I have not fallen far from the Fyling Hall family tree – in fact I look up at Ramsdale Woods from my house every day. I see the dailies from the village catching the bus each morning and the boarders ambling down to the village for sweets at the weekend. The way of life remains, to a large extent, as it was during my school years. How fantastic that in a world where non-stop emails and digital communication haunt so many of our professional adult lives that this little school that does such great things continues with the same ethos; making childhoods richer through learning and experiences. Horse riding, mountain biking, Duke of Edinburgh, forest school, Harry Potter School (for the juniors), beach cleaning, concerts in the Rose Garden, impromptu lessons taken outdoors in the gardens when the weather permits… An oasis in what is frankly now, more than ever, a pretty mad world to live in.
My memories from my time at the school are not dissimilar to so many other alumni of Fyling Hall but they are mine so are precious to me. The fancy dress event where a boy I forget the name of came dressed as a bed with one of the boarding house mattresses tied to his back, the numerous times the buses couldn’t get down to the school in the snow, horses escaping, the hunt hounds appearing in the geography lesson, cross country runs (the running is unlikely to be a real memory of mine as I have no doubt anyone reading this that knew me at the time would point out!), art lessons spent sketching on the beach at Boggle Hole…what an amazing place for any child to flourish.
Happy memories last forever.
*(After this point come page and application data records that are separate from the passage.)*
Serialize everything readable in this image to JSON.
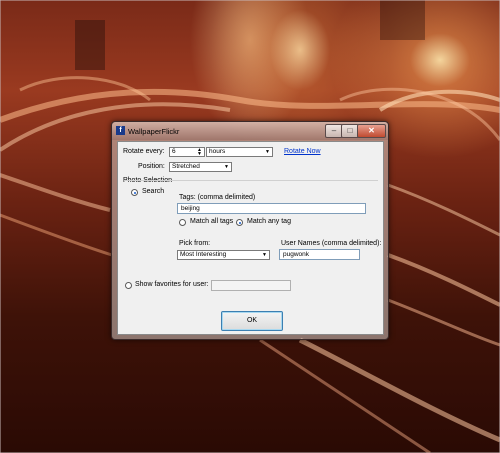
{
  "window": {
    "title": "WallpaperFlickr",
    "icon": "flickr-app-icon"
  },
  "rotate": {
    "label": "Rotate every:",
    "value": "6",
    "unit": "hours",
    "rotate_now": "Rotate Now"
  },
  "position": {
    "label": "Position:",
    "value": "Stretched"
  },
  "photo_selection": {
    "header": "Photo Selection",
    "search_label": "Search",
    "search_checked": true,
    "tags_label": "Tags:  (comma delimited)",
    "tags_value": "beijing",
    "match_all_label": "Match all tags",
    "match_any_label": "Match any tag",
    "match_any_checked": true,
    "pick_from_label": "Pick from:",
    "pick_from_value": "Most Interesting",
    "user_names_label": "User Names (comma delimited):",
    "user_names_value": "pugwonk",
    "favorites_label": "Show favorites for user:",
    "favorites_value": ""
  },
  "ok_label": "OK",
  "colors": {
    "accent": "#1a5fd0",
    "link": "#0033cc"
  }
}
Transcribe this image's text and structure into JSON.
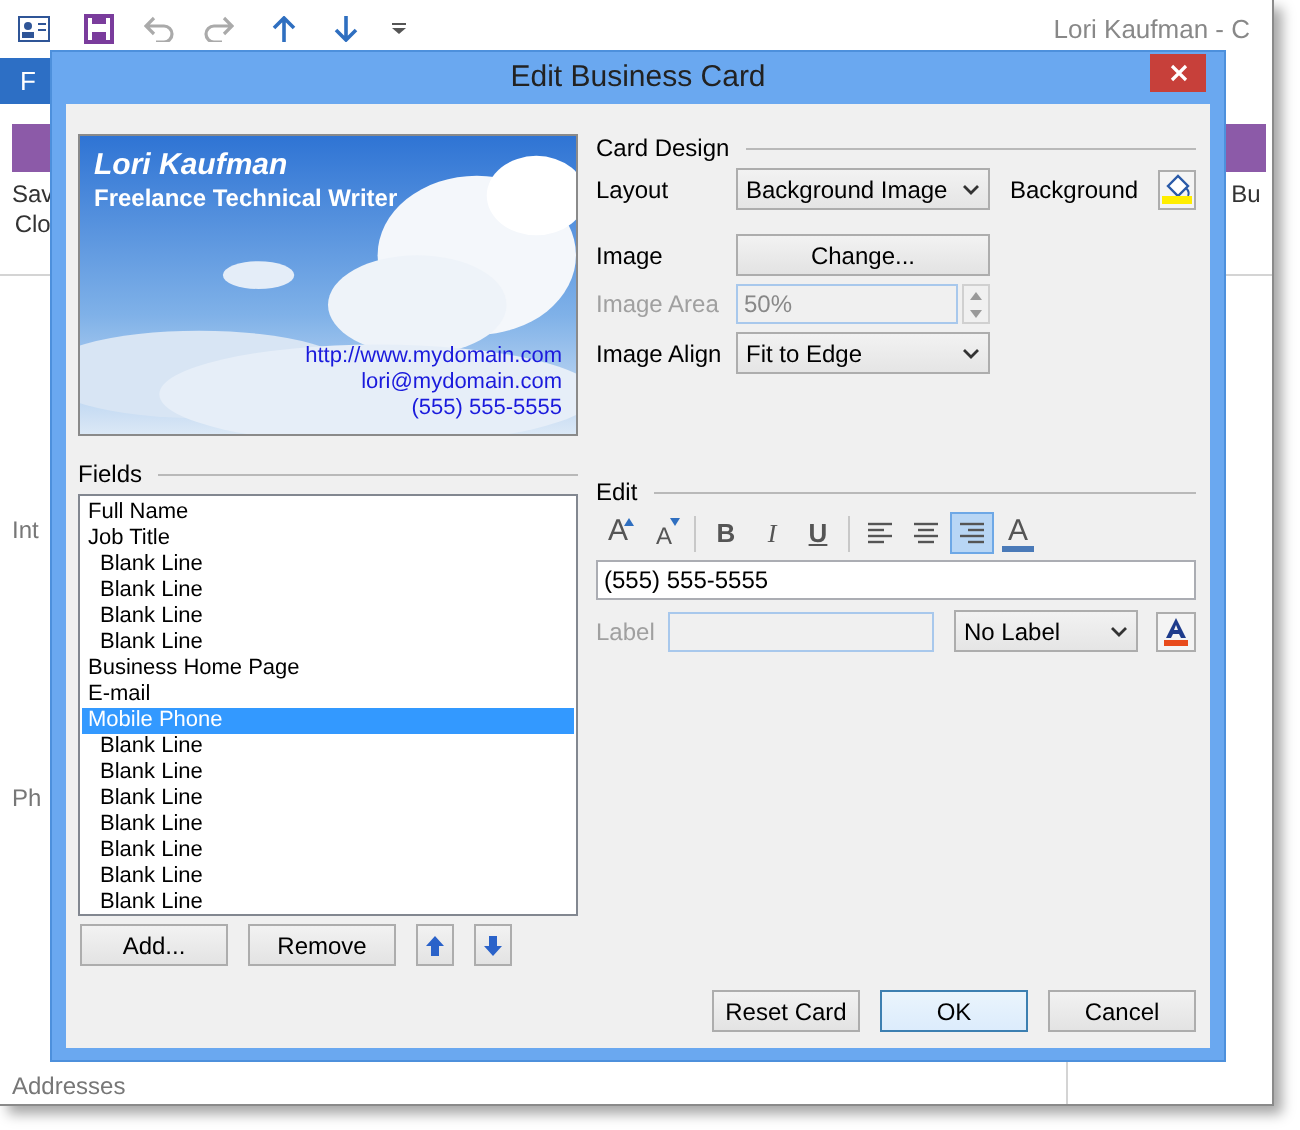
{
  "background_window": {
    "title": "Lori Kaufman - C",
    "file_tab": "F",
    "ribbon_buttons": [
      {
        "lines": [
          "Sav",
          "Clo"
        ]
      },
      {
        "lines": [
          "Bu"
        ]
      }
    ],
    "side_labels": [
      "Int",
      "Ph",
      "Addresses"
    ]
  },
  "dialog": {
    "title": "Edit Business Card",
    "card": {
      "name": "Lori Kaufman",
      "job_title": "Freelance Technical Writer",
      "contact_lines": [
        "http://www.mydomain.com",
        "lori@mydomain.com",
        "(555) 555-5555"
      ]
    },
    "fields_heading": "Fields",
    "fields": [
      {
        "label": "Full Name",
        "kind": "field",
        "selected": false
      },
      {
        "label": "Job Title",
        "kind": "field",
        "selected": false
      },
      {
        "label": "Blank Line",
        "kind": "blank",
        "selected": false
      },
      {
        "label": "Blank Line",
        "kind": "blank",
        "selected": false
      },
      {
        "label": "Blank Line",
        "kind": "blank",
        "selected": false
      },
      {
        "label": "Blank Line",
        "kind": "blank",
        "selected": false
      },
      {
        "label": "Business Home Page",
        "kind": "field",
        "selected": false
      },
      {
        "label": "E-mail",
        "kind": "field",
        "selected": false
      },
      {
        "label": "Mobile Phone",
        "kind": "field",
        "selected": true
      },
      {
        "label": "Blank Line",
        "kind": "blank",
        "selected": false
      },
      {
        "label": "Blank Line",
        "kind": "blank",
        "selected": false
      },
      {
        "label": "Blank Line",
        "kind": "blank",
        "selected": false
      },
      {
        "label": "Blank Line",
        "kind": "blank",
        "selected": false
      },
      {
        "label": "Blank Line",
        "kind": "blank",
        "selected": false
      },
      {
        "label": "Blank Line",
        "kind": "blank",
        "selected": false
      },
      {
        "label": "Blank Line",
        "kind": "blank",
        "selected": false
      }
    ],
    "field_buttons": {
      "add": "Add...",
      "remove": "Remove"
    },
    "card_design": {
      "heading": "Card Design",
      "layout_label": "Layout",
      "layout_value": "Background Image",
      "background_label": "Background",
      "image_label": "Image",
      "change_button": "Change...",
      "image_area_label": "Image Area",
      "image_area_value": "50%",
      "image_area_disabled": true,
      "image_align_label": "Image Align",
      "image_align_value": "Fit to Edge"
    },
    "edit": {
      "heading": "Edit",
      "toolbar": [
        {
          "kind": "grow",
          "label": "A",
          "selected": false
        },
        {
          "kind": "shrink",
          "label": "A",
          "selected": false
        },
        {
          "kind": "separator"
        },
        {
          "kind": "bold",
          "label": "B",
          "selected": false
        },
        {
          "kind": "italic",
          "label": "I",
          "selected": false
        },
        {
          "kind": "underline",
          "label": "U",
          "selected": false
        },
        {
          "kind": "separator"
        },
        {
          "kind": "align-left",
          "selected": false
        },
        {
          "kind": "align-center",
          "selected": false
        },
        {
          "kind": "align-right",
          "selected": true
        },
        {
          "kind": "font-color",
          "label": "A",
          "selected": false
        }
      ],
      "text_value": "(555) 555-5555",
      "label_label": "Label",
      "label_disabled": true,
      "label_select": "No Label"
    },
    "buttons": {
      "reset": "Reset Card",
      "ok": "OK",
      "cancel": "Cancel"
    }
  }
}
In a world where national curriculum dictates what so many educational institutions must teach and when, where is the focus on an individual child, on his or her experiences and abilities? This is a question I do feel I can answer. It is located here in the North York Moors National Park; here looking out to Ravenscar; here at Fyling Hall School. Come and visit us. Come and see.